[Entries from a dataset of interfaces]
# # # #

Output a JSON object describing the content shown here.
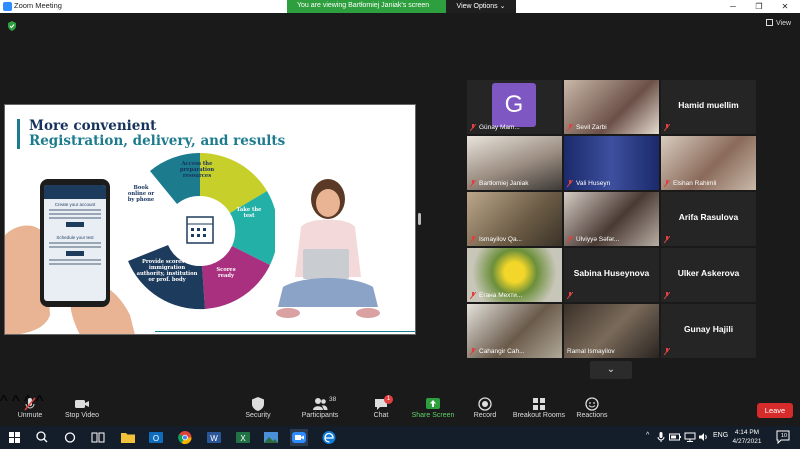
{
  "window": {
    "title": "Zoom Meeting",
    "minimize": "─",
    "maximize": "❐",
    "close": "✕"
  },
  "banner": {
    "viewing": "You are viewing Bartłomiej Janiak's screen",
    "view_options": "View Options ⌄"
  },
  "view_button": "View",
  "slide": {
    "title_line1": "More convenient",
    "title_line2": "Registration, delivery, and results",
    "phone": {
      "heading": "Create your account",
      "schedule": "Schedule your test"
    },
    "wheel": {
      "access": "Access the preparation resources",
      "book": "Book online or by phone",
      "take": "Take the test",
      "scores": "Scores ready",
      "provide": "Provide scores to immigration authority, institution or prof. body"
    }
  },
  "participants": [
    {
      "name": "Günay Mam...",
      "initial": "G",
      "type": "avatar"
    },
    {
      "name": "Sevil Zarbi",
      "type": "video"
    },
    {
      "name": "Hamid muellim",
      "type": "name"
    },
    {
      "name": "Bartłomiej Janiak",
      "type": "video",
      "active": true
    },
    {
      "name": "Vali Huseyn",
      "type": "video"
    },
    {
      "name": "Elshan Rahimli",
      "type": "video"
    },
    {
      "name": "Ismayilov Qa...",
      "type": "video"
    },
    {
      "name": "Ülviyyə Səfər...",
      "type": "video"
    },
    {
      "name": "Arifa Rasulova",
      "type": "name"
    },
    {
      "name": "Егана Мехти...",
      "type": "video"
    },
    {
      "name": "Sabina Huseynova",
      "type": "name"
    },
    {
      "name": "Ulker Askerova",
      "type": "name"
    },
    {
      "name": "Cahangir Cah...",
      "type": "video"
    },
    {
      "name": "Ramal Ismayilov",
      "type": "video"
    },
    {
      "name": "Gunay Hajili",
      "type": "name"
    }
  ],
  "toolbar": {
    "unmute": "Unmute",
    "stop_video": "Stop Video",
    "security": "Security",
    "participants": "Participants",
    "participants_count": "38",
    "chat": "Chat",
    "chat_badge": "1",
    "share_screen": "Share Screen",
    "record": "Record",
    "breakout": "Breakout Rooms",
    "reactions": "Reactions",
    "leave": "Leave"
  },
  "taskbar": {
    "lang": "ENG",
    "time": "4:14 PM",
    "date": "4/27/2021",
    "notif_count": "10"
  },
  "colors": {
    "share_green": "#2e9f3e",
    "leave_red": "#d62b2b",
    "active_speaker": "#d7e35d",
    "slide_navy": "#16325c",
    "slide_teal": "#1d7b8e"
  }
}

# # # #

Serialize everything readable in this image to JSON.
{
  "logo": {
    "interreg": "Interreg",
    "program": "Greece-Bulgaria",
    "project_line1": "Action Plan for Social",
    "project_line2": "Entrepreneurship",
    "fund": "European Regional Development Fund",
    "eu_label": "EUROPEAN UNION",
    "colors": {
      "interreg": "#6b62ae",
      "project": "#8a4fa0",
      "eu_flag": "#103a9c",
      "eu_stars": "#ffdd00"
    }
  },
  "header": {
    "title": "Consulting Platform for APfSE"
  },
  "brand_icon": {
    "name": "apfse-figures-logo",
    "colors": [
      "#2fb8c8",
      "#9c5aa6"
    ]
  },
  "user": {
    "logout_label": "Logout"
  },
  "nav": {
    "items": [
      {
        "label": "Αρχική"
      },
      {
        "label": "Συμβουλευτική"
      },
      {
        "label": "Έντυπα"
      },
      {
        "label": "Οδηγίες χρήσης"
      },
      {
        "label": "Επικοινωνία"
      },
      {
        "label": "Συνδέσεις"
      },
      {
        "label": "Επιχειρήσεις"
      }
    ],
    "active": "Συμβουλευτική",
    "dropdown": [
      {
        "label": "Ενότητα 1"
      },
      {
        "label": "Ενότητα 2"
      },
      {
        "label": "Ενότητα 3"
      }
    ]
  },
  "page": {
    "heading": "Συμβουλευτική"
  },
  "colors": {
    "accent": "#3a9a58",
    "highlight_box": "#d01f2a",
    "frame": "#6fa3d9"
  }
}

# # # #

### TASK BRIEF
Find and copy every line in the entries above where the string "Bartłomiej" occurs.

### EXERCISE SOLUTION
    "viewing": "You are viewing Bartłomiej Janiak's screen",
      "name": "Bartłomiej Janiak",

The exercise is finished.